|Elder abuse sadly takes many forms. It can be physical, sexual or emotional abuse, neglect, or financial exploitation. The latter is when someone – who is often well known by the victim – illegally or improperly uses an elder’s funds, property or assets. Here are several examples, some signs that abuse may be occurring and steps you can take if you suspect elder financial exploitation.|
|How It Works•|
A family member cashes the victim’s checks, uses their credit cards, steals cash or valuables from the home, or convinces them to transfer property.•A crooked financial consultant drains a victim’s financial accounts.•A new “friend” enters the picture and appears to have undue influence.
|What You Should Know•|
Unusual changes in bank accounts or how they are managing their money.•Unpaid bills.•Fraudulent signatures on financial documents.•Unusual changes in a will or other financial document.
|What You Should Do•|
If someone is in immediate danger, dial 911.•Report concerns to Adult Protective Services; you can find your local agency at Eldercare Locator or call 1‑800‑677‑1116.•If you suspect abuse of a person living in a nursing home, assisted living facility, or other adult care home, contact the local Long-Term Care Ombudsman.

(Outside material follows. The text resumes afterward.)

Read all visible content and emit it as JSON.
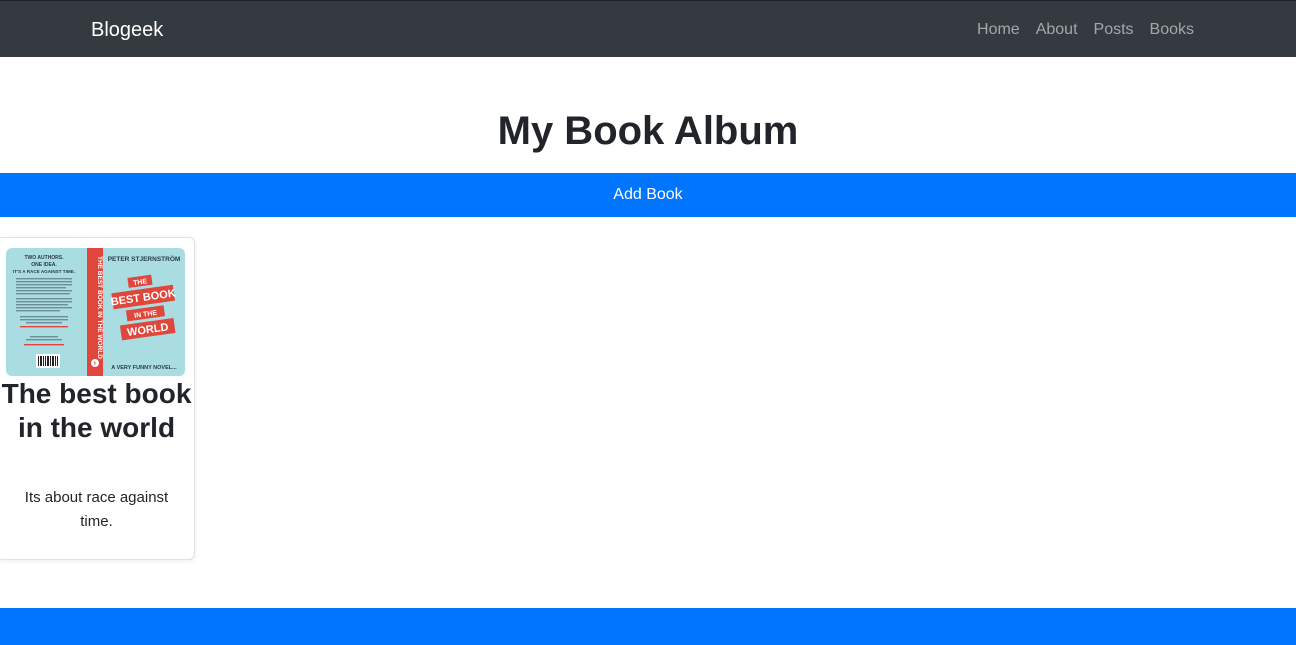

|Financial exploitation and fraud come at a huge cost to victims – not only financially. These scourges also have negative social, emotional and health impacts. If you suspect something, do something. For guidance, call the AARP Fraud Watch Helpline at 1‑877‑908‑3360.|